Facebook recently said on its earnings call a few weeks ago that its November relaunch of Messenger led to a 70% increase in usage, with many more messages being sent. But much of that was likely in the United States and Canada where the standalone messaging app war is still to be won.

Internationally, Facebook was late to the Messenger party. It didn’t launch until 2011 after Facebook bought Beluga, and at the time it was centered around group messaging where SMS was especially weak.

WhatsApp launched in 2009 with the right focus on a lean, clean, and fast mobile messaging app. And while the international messaging market is incredibly fragmented, it was able to gain a major presence where Messenger didn’t as you can see in this chart above that we made about a year ago.

Unlike PC-based social networking, there is no outstanding market leader in mobile messaging. Still, WhatsApp absolutely dominates in markets outside of the U.S. like Europe and India. It’s also impossible for Facebook to acquire certain other Asian competitors like WeChat, which is the one hope of Chinese mega-giant Tencent to have a global consumer product.

So it’s clear that WhatsApp had strategic interest to Facebook, and we know that the two talked from time to time.

The map above is from a little more than a year ago. We made that map using data from Onavo, another Israeli-based company that Facebook acquired for — ahem — competitive intelligence. Because Facebook scooped up Onavo for more than $100 million in October, we don’t have access to active usage data anymore. The only thing outsiders can see are app store rankings, which imply download rates and not current usage.

So what happened in the last year? WhatsApp looks to have pulled so far ahead of Facebook in developing markets that there was no way to catch up. As Mark Zuckerberg said in a post today that the app was on its way to reaching 1 billion users.

We’ve heard Facebook has been interested in buying WhatsApp for two to three years. But over the past year, it became clear that Facebook couldn’t afford not to pay whatever it would take to get WhatsApp on its team.

So the answer to Facebook’s problem ended up being $19 billion.

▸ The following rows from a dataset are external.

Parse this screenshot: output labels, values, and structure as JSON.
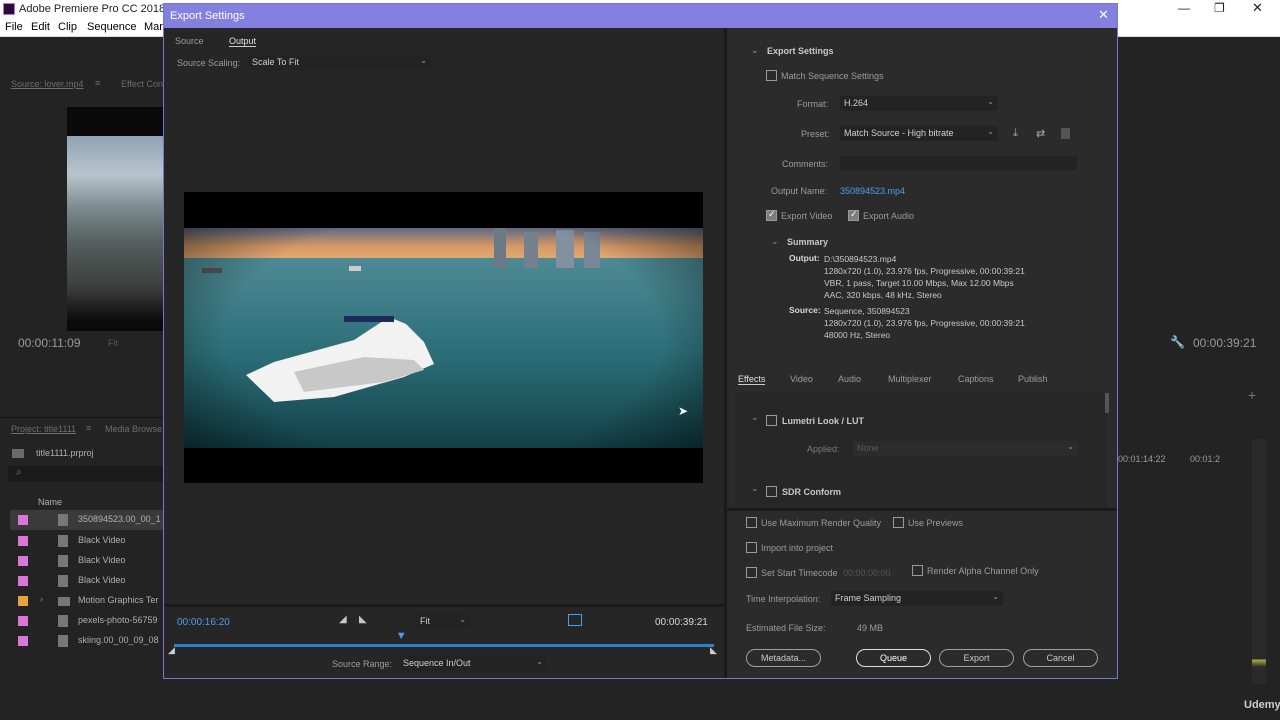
{
  "app": {
    "title": "Adobe Premiere Pro CC 2018",
    "menus": [
      "File",
      "Edit",
      "Clip",
      "Sequence",
      "Mar"
    ],
    "source_tab": "Source: lover.mp4",
    "effect_tab": "Effect Con",
    "source_timecode": "00:00:11:09",
    "source_zoom": "Fit",
    "program_timecode": "00:00:39:21",
    "project_tab": "Project: title1111",
    "media_tab": "Media Browse",
    "project_file": "title1111.prproj",
    "project_col_name": "Name",
    "project_items": [
      {
        "name": "350894523.00_00_1",
        "color": "#d977d6"
      },
      {
        "name": "Black Video",
        "color": "#d977d6"
      },
      {
        "name": "Black Video",
        "color": "#d977d6"
      },
      {
        "name": "Black Video",
        "color": "#d977d6"
      },
      {
        "name": "Motion Graphics Ter",
        "color": "#e8a23c"
      },
      {
        "name": "pexels-photo-56759",
        "color": "#d977d6"
      },
      {
        "name": "skiing.00_00_09_08",
        "color": "#d977d6"
      }
    ],
    "timeline_tc1": "00:01:14:22",
    "timeline_tc2": "00:01:2",
    "watermark": "Udemy"
  },
  "dialog": {
    "title": "Export Settings",
    "tabs": [
      "Source",
      "Output"
    ],
    "active_tab": "Output",
    "source_scaling_label": "Source Scaling:",
    "source_scaling_value": "Scale To Fit",
    "current_time": "00:00:16:20",
    "fit_value": "Fit",
    "duration": "00:00:39:21",
    "source_range_label": "Source Range:",
    "source_range_value": "Sequence In/Out",
    "playhead_fraction": 0.42,
    "export_settings": {
      "header": "Export Settings",
      "match_sequence": "Match Sequence Settings",
      "format_label": "Format:",
      "format_value": "H.264",
      "preset_label": "Preset:",
      "preset_value": "Match Source - High bitrate",
      "comments_label": "Comments:",
      "comments_value": "",
      "output_name_label": "Output Name:",
      "output_name_value": "350894523.mp4",
      "export_video": "Export Video",
      "export_audio": "Export Audio"
    },
    "summary": {
      "header": "Summary",
      "output_label": "Output:",
      "output_lines": [
        "D:\\350894523.mp4",
        "1280x720 (1.0), 23.976 fps, Progressive, 00:00:39:21",
        "VBR, 1 pass, Target 10.00 Mbps, Max 12.00 Mbps",
        "AAC, 320 kbps, 48 kHz, Stereo"
      ],
      "source_label": "Source:",
      "source_lines": [
        "Sequence, 350894523",
        "1280x720 (1.0), 23.976 fps, Progressive, 00:00:39:21",
        "48000 Hz, Stereo"
      ]
    },
    "settings_tabs": [
      "Effects",
      "Video",
      "Audio",
      "Multiplexer",
      "Captions",
      "Publish"
    ],
    "active_settings_tab": "Effects",
    "lumetri_label": "Lumetri Look / LUT",
    "applied_label": "Applied:",
    "applied_value": "None",
    "sdr_label": "SDR Conform",
    "options": {
      "max_render": "Use Maximum Render Quality",
      "use_previews": "Use Previews",
      "import_project": "Import into project",
      "set_timecode": "Set Start Timecode",
      "timecode_value": "00:00:00:00",
      "alpha_only": "Render Alpha Channel Only",
      "time_interp_label": "Time Interpolation:",
      "time_interp_value": "Frame Sampling",
      "file_size_label": "Estimated File Size:",
      "file_size_value": "49 MB"
    },
    "buttons": {
      "metadata": "Metadata...",
      "queue": "Queue",
      "export": "Export",
      "cancel": "Cancel"
    }
  }
}
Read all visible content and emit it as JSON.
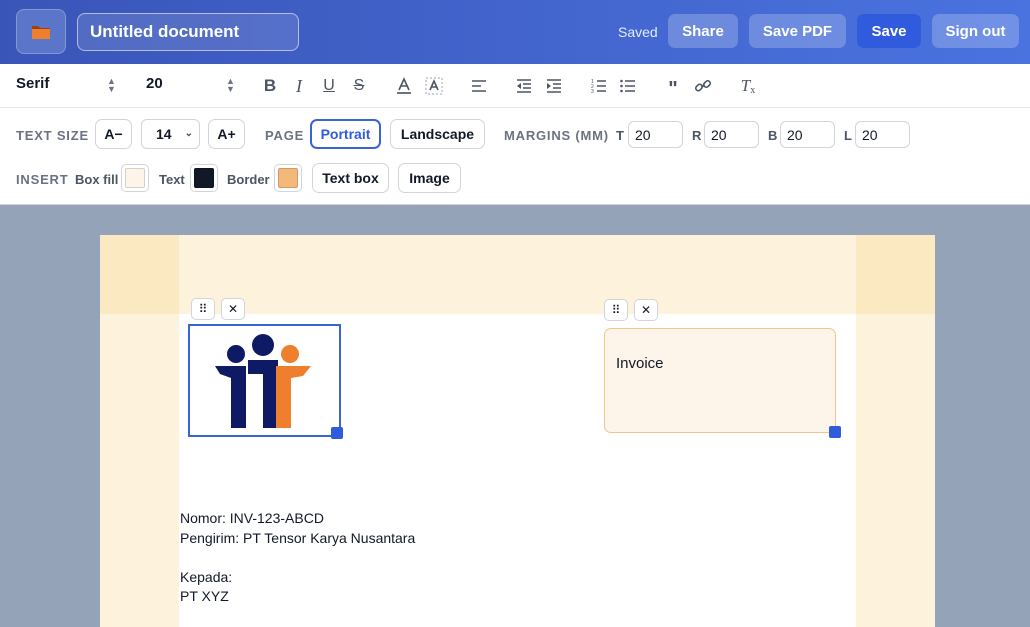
{
  "header": {
    "document_title": "Untitled document",
    "status": "Saved",
    "buttons": {
      "share": "Share",
      "save_pdf": "Save PDF",
      "save": "Save",
      "sign_out": "Sign out"
    },
    "folder_icon": "folder-icon"
  },
  "format_toolbar": {
    "font_family": "Serif",
    "font_size": "20",
    "icons": [
      "bold-icon",
      "italic-icon",
      "underline-icon",
      "strikethrough-icon",
      "text-color-icon",
      "highlight-icon",
      "align-left-icon",
      "outdent-icon",
      "indent-icon",
      "ordered-list-icon",
      "bullet-list-icon",
      "quote-icon",
      "link-icon",
      "clear-format-icon"
    ]
  },
  "options": {
    "text_size_label": "TEXT SIZE",
    "decrease_label": "A−",
    "size_value": "14",
    "increase_label": "A+",
    "page_label": "PAGE",
    "portrait_label": "Portrait",
    "landscape_label": "Landscape",
    "margins_label": "MARGINS (MM)",
    "margins": {
      "t_label": "T",
      "t_value": "20",
      "r_label": "R",
      "r_value": "20",
      "b_label": "B",
      "b_value": "20",
      "l_label": "L",
      "l_value": "20"
    },
    "insert_label": "INSERT",
    "box_fill_label": "Box fill",
    "text_label": "Text",
    "border_label": "Border",
    "text_box_label": "Text box",
    "image_label": "Image",
    "colors": {
      "box_fill": "#fef5ea",
      "text": "#111827",
      "border": "#f4b97a"
    }
  },
  "document": {
    "textbox_text": "Invoice",
    "body_lines": [
      "Nomor: INV-123-ABCD",
      "Pengirim: PT Tensor Karya Nusantara",
      "",
      "Kepada:",
      "PT XYZ"
    ],
    "logo_colors": {
      "navy": "#0e1a63",
      "orange": "#ee7f2d"
    }
  }
}
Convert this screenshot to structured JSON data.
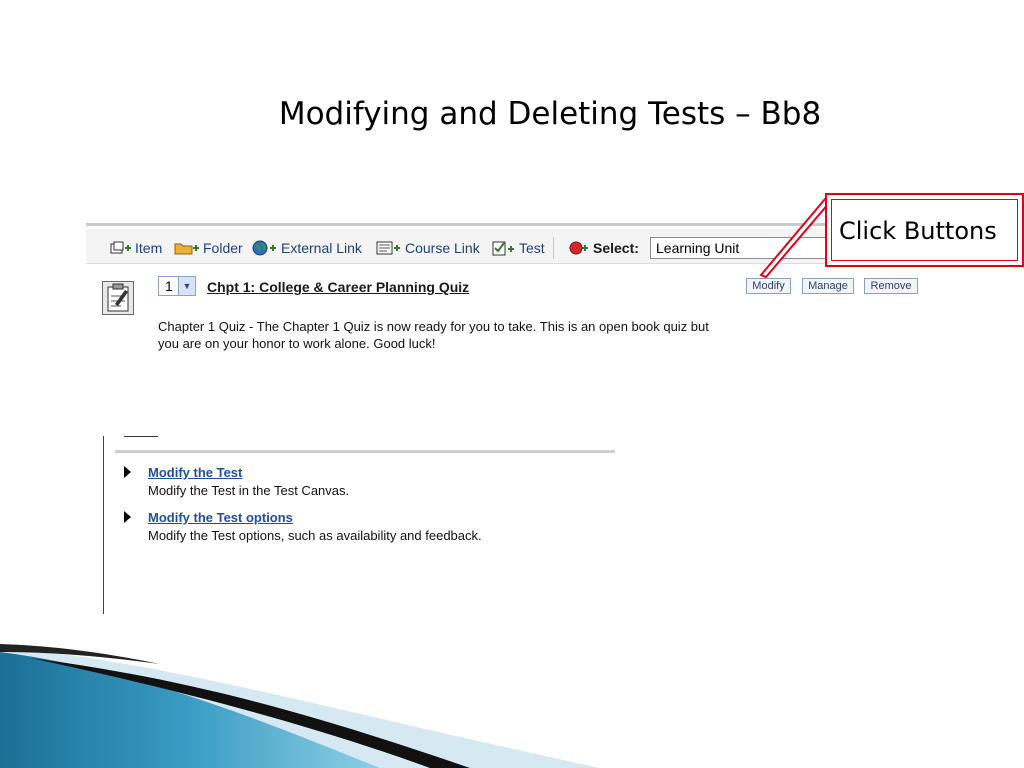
{
  "slide": {
    "title": "Modifying and Deleting Tests – Bb8"
  },
  "toolbar": {
    "items": [
      {
        "label": "Item",
        "icon": "add-item-icon"
      },
      {
        "label": "Folder",
        "icon": "add-folder-icon"
      },
      {
        "label": "External Link",
        "icon": "globe-icon"
      },
      {
        "label": "Course Link",
        "icon": "course-link-icon"
      },
      {
        "label": "Test",
        "icon": "test-icon"
      }
    ],
    "select_label": "Select:",
    "select_value": "Learning Unit"
  },
  "callout": {
    "text": "Click Buttons",
    "color": "#e2001a"
  },
  "content_item": {
    "order": "1",
    "title": "Chpt 1: College & Career Planning Quiz",
    "description": "Chapter 1 Quiz - The Chapter 1 Quiz is now ready for you to take. This is an open book quiz but you are on your honor to work alone. Good luck!",
    "buttons": {
      "modify": "Modify",
      "manage": "Manage",
      "remove": "Remove"
    }
  },
  "modify_menu": {
    "options": [
      {
        "link": "Modify the Test",
        "desc": "Modify the Test in the Test Canvas."
      },
      {
        "link": "Modify the Test options",
        "desc": "Modify the Test options, such as availability and feedback."
      }
    ]
  }
}
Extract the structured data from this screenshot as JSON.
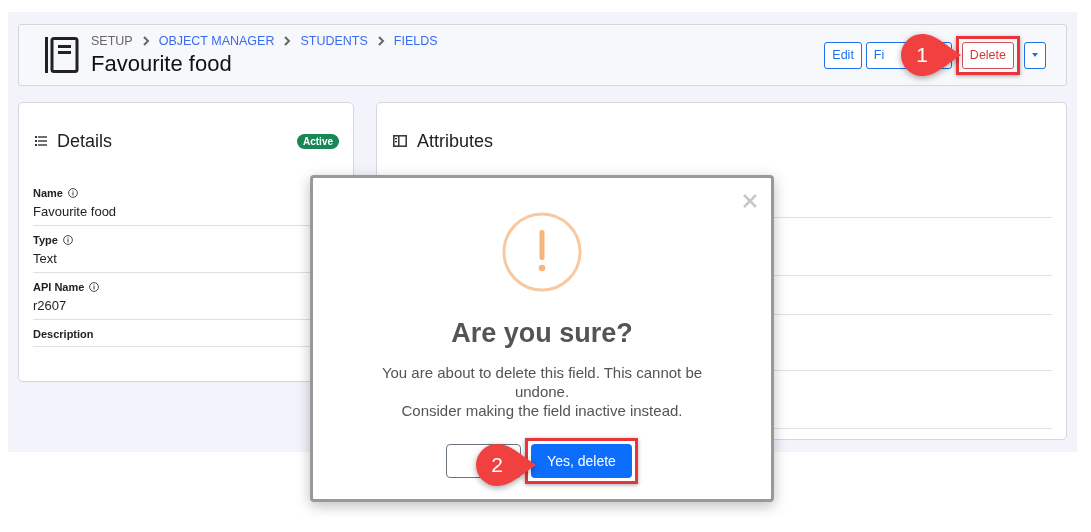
{
  "header": {
    "breadcrumb": [
      {
        "label": "SETUP",
        "link": false
      },
      {
        "label": "OBJECT MANAGER",
        "link": true
      },
      {
        "label": "STUDENTS",
        "link": true
      },
      {
        "label": "FIELDS",
        "link": true
      }
    ],
    "title": "Favourite food",
    "buttons": [
      {
        "label": "Edit",
        "kind": "outline",
        "highlighted": false
      },
      {
        "label": "Fi",
        "kind": "outline",
        "highlighted": false
      },
      {
        "label": "Delete",
        "kind": "danger",
        "highlighted": true
      },
      {
        "kind": "dropdown",
        "highlighted": false
      }
    ]
  },
  "details": {
    "title": "Details",
    "status": "Active",
    "fields": [
      {
        "label": "Name",
        "info": true,
        "value": "Favourite food"
      },
      {
        "label": "Type",
        "info": true,
        "value": "Text"
      },
      {
        "label": "API Name",
        "info": true,
        "value": "r2607"
      },
      {
        "label": "Description",
        "info": false
      }
    ]
  },
  "attributes": {
    "title": "Attributes"
  },
  "dialog": {
    "title": "Are you sure?",
    "message_lines": [
      "You are about to delete this field. This cannot be undone.",
      "Consider making the field inactive instead."
    ],
    "buttons": [
      {
        "kind": "cancel",
        "highlighted": false
      },
      {
        "kind": "confirm",
        "label": "Yes, delete",
        "highlighted": true
      }
    ]
  },
  "callouts": [
    {
      "number": "1"
    },
    {
      "number": "2"
    }
  ]
}
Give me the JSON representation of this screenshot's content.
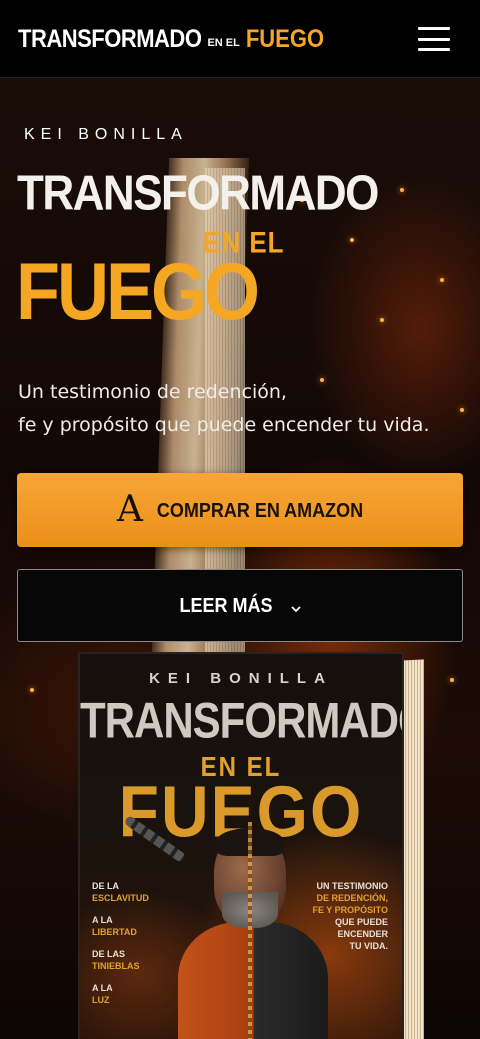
{
  "header": {
    "logo_main": "TRANSFORMADO",
    "logo_small": "EN EL",
    "logo_accent": "FUEGO",
    "menu_icon": "hamburger-menu-icon"
  },
  "hero": {
    "author": "KEI BONILLA",
    "title_main": "TRANSFORMADO",
    "title_mid": "EN EL",
    "title_big": "FUEGO",
    "tagline_line1": "Un testimonio de redención,",
    "tagline_line2": "fe y propósito que puede encender tu vida."
  },
  "buttons": {
    "amazon_icon": "A",
    "amazon_label": "COMPRAR EN AMAZON",
    "more_label": "LEER MÁS"
  },
  "cover": {
    "author": "KEI BONILLA",
    "title": "TRANSFORMADO",
    "sub": "EN EL",
    "big": "FUEGO",
    "left_lines": [
      {
        "a": "DE LA",
        "b": "ESCLAVITUD"
      },
      {
        "a": "A LA",
        "b": "LIBERTAD"
      },
      {
        "a": "DE LAS",
        "b": "TINIEBLAS"
      },
      {
        "a": "A LA",
        "b": "LUZ"
      }
    ],
    "right_lines": [
      "UN TESTIMONIO",
      "DE REDENCIÓN,",
      "FE Y PROPÓSITO",
      "QUE PUEDE",
      "ENCENDER",
      "TU VIDA."
    ]
  },
  "colors": {
    "accent": "#f5a623",
    "button_amazon": "#f09a25",
    "background": "#0a0605"
  }
}
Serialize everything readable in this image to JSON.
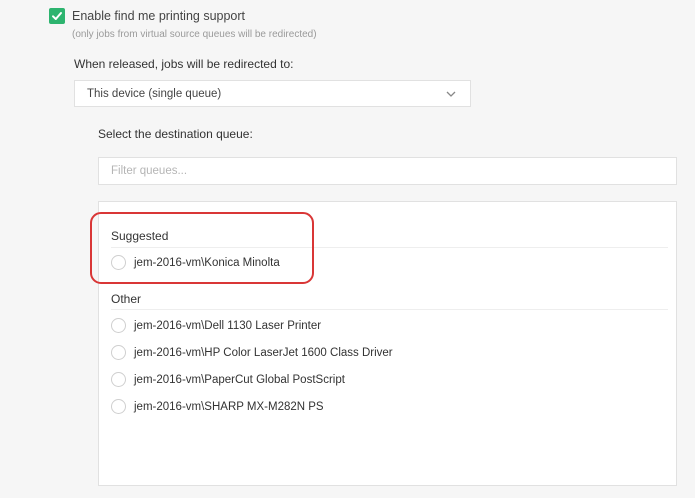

Apparently, that’s what it took to take Jan Koum and his backers at Sequoia Capital (the fund that Zuck originally spited) out of the market. If it waited any longer, that number probably would have just gotten bigger.